The editor and any editorial staff must not disclose any information about a submitted manuscript to anyone other than the corresponding author, reviewers, potential reviewers, other editorial advisers, and the publisher, as appropriate. Unpublished materials disclosed in a submitted manuscript must not be used in an editor's own research without the express written consent of the author.

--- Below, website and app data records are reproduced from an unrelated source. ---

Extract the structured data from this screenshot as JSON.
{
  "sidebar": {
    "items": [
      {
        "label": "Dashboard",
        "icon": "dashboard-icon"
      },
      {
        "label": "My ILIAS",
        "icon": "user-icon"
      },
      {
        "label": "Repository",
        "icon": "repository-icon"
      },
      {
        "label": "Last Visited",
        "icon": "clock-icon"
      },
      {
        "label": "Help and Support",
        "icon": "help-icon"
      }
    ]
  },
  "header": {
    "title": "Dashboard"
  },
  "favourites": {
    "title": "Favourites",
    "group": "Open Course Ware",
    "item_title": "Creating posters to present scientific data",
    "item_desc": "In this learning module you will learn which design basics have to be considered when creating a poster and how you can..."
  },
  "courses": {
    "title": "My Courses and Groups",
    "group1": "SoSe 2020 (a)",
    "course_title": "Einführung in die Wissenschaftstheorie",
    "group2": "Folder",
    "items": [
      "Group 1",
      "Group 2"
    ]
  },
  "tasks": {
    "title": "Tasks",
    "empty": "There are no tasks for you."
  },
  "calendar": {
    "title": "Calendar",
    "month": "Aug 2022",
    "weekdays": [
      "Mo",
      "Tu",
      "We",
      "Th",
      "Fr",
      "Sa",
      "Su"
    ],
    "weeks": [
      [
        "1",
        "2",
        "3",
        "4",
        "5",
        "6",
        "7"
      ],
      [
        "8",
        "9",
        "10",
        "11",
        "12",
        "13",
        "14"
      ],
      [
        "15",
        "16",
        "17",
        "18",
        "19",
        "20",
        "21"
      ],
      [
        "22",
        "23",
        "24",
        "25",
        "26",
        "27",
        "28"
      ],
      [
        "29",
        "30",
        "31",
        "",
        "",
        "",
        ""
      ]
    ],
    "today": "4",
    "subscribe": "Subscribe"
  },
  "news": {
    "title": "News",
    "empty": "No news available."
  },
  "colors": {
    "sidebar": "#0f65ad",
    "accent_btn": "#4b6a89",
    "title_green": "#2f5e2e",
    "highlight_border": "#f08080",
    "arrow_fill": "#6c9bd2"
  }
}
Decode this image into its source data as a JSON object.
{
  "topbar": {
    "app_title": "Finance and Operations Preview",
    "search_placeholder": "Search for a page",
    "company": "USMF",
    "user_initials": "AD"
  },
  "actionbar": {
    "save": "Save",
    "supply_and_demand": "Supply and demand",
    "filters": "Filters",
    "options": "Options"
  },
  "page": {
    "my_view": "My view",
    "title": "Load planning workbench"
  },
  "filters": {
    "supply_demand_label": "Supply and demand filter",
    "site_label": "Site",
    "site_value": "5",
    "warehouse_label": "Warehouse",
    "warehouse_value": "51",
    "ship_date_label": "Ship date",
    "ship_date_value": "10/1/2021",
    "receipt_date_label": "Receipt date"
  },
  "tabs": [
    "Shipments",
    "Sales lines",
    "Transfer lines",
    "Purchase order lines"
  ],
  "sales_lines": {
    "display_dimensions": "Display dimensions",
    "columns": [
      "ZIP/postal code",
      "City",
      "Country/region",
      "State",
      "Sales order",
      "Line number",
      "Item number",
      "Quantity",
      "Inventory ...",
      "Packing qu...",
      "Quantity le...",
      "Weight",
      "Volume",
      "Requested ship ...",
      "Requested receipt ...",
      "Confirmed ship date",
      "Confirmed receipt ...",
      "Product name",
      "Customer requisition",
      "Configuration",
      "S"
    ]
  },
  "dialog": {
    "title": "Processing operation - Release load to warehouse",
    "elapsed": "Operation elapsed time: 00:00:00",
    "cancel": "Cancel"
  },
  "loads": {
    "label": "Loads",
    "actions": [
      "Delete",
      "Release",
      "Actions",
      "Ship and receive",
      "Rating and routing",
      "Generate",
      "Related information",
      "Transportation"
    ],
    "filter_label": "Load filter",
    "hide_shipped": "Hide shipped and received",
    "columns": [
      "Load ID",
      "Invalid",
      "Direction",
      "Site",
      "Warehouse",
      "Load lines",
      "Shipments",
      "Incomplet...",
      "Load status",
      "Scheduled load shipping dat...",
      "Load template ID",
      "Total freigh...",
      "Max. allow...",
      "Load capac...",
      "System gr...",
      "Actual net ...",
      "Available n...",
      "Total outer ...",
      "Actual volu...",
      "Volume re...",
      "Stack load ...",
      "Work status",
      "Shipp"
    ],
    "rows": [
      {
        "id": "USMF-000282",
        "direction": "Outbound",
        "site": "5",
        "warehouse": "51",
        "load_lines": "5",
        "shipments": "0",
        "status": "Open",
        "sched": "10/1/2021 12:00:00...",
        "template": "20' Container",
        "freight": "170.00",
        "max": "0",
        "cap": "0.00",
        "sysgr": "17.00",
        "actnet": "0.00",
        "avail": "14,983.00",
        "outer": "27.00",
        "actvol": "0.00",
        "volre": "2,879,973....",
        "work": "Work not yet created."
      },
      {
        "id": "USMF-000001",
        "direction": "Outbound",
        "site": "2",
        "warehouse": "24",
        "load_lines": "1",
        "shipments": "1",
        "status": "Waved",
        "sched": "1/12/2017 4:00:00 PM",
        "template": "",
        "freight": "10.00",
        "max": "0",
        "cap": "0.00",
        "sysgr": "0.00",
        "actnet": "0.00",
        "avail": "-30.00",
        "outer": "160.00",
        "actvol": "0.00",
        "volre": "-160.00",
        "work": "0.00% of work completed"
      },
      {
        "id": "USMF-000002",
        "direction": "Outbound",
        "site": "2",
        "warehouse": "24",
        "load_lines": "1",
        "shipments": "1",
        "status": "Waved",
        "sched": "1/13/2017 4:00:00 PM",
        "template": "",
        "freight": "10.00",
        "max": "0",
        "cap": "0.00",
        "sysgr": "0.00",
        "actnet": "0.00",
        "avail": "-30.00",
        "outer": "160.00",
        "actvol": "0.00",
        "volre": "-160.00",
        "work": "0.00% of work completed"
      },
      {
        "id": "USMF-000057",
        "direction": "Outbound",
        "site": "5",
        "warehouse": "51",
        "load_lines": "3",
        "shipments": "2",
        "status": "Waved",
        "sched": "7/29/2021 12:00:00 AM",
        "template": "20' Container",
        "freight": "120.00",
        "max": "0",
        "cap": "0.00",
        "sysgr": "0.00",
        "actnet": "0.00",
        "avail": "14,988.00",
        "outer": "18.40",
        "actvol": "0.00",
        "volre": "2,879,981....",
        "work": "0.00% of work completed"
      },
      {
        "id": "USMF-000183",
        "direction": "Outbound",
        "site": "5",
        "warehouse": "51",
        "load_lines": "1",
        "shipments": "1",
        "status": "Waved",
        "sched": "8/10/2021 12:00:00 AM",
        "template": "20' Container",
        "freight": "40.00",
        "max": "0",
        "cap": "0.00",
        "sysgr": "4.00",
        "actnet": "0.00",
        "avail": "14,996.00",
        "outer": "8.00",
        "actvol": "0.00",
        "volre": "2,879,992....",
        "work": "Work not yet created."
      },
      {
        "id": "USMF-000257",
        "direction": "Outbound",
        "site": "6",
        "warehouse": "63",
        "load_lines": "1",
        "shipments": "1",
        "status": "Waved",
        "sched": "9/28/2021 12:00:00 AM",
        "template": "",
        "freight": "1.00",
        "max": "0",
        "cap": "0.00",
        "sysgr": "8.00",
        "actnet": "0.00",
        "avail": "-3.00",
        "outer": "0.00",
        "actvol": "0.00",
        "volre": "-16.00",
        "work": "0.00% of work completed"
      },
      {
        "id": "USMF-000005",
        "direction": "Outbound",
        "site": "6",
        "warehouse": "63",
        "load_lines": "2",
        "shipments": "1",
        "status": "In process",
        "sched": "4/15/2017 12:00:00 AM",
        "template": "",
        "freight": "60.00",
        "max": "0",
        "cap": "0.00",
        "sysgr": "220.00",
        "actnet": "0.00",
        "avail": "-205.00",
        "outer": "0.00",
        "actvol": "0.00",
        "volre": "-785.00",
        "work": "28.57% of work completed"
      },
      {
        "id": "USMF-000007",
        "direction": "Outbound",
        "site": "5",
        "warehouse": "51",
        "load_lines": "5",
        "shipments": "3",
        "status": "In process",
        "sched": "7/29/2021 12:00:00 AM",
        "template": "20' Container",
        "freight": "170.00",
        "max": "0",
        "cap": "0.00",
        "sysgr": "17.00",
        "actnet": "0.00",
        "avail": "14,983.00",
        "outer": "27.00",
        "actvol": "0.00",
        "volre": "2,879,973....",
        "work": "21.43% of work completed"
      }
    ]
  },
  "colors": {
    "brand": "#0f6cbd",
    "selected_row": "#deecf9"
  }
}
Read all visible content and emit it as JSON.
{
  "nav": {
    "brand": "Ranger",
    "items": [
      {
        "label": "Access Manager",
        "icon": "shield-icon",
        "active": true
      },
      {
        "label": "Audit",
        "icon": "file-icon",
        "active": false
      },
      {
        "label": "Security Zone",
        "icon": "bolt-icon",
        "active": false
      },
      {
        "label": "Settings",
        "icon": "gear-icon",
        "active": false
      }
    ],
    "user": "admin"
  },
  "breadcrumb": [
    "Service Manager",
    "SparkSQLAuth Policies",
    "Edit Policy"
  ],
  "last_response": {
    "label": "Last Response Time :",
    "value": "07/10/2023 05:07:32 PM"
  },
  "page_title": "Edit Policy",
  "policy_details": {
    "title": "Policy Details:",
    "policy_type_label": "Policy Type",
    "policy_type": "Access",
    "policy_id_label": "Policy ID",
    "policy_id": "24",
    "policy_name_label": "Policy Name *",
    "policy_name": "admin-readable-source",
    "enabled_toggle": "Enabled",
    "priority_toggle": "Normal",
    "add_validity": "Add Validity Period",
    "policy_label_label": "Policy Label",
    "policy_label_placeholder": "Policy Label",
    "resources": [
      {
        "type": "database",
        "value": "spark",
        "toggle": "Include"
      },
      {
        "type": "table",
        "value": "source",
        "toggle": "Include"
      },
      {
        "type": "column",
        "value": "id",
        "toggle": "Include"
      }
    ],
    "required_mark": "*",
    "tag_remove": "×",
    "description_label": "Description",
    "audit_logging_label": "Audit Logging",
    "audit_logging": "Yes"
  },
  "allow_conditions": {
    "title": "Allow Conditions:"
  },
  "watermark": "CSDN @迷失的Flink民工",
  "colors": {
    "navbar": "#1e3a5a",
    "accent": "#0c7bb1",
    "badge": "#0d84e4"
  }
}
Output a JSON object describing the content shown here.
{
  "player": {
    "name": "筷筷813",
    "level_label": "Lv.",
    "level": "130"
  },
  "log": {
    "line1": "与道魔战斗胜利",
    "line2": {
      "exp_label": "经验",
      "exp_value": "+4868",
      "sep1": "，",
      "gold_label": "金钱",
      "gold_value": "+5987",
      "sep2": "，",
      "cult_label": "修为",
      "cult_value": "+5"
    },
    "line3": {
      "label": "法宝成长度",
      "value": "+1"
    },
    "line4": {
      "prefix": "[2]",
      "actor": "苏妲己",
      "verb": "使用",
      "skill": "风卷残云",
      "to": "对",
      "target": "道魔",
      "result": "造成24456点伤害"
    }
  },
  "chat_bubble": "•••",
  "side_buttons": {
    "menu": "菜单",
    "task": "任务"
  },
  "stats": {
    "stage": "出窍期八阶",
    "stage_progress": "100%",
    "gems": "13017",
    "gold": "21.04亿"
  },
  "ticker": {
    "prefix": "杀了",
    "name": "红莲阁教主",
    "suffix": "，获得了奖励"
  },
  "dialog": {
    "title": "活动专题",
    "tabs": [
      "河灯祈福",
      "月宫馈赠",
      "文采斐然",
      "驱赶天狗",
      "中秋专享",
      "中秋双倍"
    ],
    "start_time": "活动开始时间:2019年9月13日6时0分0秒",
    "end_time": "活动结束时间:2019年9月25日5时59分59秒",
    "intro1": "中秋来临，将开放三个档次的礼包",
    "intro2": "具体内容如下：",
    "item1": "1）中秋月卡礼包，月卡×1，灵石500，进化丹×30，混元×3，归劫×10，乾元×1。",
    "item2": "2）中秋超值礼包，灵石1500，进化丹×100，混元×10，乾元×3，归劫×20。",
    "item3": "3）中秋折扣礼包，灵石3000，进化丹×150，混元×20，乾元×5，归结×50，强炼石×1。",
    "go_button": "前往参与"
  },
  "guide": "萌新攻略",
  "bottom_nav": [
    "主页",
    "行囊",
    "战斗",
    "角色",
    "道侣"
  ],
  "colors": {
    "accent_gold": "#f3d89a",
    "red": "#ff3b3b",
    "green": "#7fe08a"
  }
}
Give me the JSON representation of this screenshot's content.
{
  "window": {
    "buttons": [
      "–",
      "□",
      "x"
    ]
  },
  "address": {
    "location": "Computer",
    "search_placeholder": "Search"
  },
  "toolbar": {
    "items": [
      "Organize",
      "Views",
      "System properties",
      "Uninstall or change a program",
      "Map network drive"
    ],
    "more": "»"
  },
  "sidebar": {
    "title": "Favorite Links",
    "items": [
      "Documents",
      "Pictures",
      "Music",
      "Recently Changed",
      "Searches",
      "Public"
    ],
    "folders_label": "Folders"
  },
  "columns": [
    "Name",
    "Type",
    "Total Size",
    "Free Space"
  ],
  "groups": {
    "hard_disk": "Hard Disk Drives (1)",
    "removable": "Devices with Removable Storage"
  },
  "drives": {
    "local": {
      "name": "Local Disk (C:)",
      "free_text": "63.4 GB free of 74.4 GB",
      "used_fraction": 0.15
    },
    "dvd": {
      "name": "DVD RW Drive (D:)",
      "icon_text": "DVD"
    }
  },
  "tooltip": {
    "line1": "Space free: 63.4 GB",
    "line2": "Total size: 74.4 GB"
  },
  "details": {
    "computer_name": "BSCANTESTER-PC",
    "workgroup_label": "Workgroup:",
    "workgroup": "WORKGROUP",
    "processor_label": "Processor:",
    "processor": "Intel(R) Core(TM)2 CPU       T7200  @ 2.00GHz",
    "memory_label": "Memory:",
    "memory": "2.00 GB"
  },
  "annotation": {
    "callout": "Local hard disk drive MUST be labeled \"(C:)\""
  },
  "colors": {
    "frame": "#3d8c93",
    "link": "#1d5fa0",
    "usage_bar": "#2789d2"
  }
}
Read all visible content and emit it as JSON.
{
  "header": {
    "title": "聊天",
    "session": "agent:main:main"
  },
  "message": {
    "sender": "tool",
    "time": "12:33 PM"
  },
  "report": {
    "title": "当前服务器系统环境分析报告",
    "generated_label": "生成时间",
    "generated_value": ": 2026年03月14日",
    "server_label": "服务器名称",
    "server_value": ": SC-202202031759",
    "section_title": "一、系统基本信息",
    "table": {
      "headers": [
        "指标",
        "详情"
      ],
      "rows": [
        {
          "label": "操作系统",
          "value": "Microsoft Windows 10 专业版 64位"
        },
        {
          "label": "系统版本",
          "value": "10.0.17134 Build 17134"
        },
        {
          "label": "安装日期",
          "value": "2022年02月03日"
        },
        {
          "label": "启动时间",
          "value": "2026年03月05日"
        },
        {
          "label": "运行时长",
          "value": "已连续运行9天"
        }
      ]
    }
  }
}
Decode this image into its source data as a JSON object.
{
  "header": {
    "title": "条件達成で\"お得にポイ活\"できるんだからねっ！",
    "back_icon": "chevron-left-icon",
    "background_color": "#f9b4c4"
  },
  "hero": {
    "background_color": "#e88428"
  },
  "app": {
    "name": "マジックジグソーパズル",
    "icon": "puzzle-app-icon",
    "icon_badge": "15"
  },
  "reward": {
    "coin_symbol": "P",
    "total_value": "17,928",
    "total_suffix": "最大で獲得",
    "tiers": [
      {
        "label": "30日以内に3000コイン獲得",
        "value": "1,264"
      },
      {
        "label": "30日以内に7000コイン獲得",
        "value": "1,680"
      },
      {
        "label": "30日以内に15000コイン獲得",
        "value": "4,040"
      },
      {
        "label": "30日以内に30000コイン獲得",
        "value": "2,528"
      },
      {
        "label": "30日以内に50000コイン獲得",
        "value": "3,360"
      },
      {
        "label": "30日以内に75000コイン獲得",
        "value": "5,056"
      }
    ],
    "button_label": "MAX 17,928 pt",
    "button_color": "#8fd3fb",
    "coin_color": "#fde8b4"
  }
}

Disclosure and conflicts of interest
Unpublished materials disclosed in a submitted manuscript must not be used in an editor's own research without the express written consent of the author. Editors should recuse themselves (i.e. should ask a co-editor, associate editor or other member of the editorial board instead to review and consider) from considering manuscripts in which they have conflicts of interest resulting from competitive, collaborative, or other relationships or connections with any of the authors, companies, or (possibly) institutions connected to the papers. Editors should require all contributors to disclose relevant competing interests and publish corrections if competing interests are revealed after publication. If needed, other appropriate action should be taken, such as the publication of a correction or expression of concern. An editor should take reasonably responsive measures when ethical complaints have been presented concerning a submitted manuscript or published paper, in conjunction with the publisher (or society). Every reported act of unethical publishing behavior must be looked into, even if it is discovered years after publication. If the complaint is upheld, the publication of a correction, retraction, expression of concern, or other note as may be relevant.

Reviewer Responsibilities
Contribution to editorial decisions
Peer review assists the editor in making editorial decisions and, through the editorial communication with the author (authors), may also assist the author (authors) in improving the manuscript.

Any invited referee who feels unqualified to review the research reported in a manuscript or knows that its timely review will be impossible should immediately notify the editor so that alternative reviewers can be contacted.

Any manuscripts received for review must be treated as confidential documents. They must not be shown to or discussed with others except if authorized by the editor.

Standards of objectivity
Reviews should be conducted objectively. Personal criticism of the author is inacceptable. Referees should express their views clearly with appropriate supporting arguments.

Acknowledgement of sources
Reviewers should identify relevant published work that has not been cited by the authors. Any statement that an observation, derivation, or argument had been previously reported should be accompanied by the relevant citation. A reviewer should also call to the editor's attention any substantial similarity or overlap between the manuscript under consideration and any other published data of which they have personal knowledge.

Disclosure and conflict of interest
Unpublished materials disclosed in a submitted manuscript must not be used in a reviewer's own research without the express written consent of the author. Privileged information or ideas obtained through peer review must be kept confidential and not used for personal advantage. Reviewers should not consider evaluating manuscripts in which they have conflicts of interest resulting from competitive, collaborative, or other relationships or connections with any of the authors, companies, or institutions connected to the submission.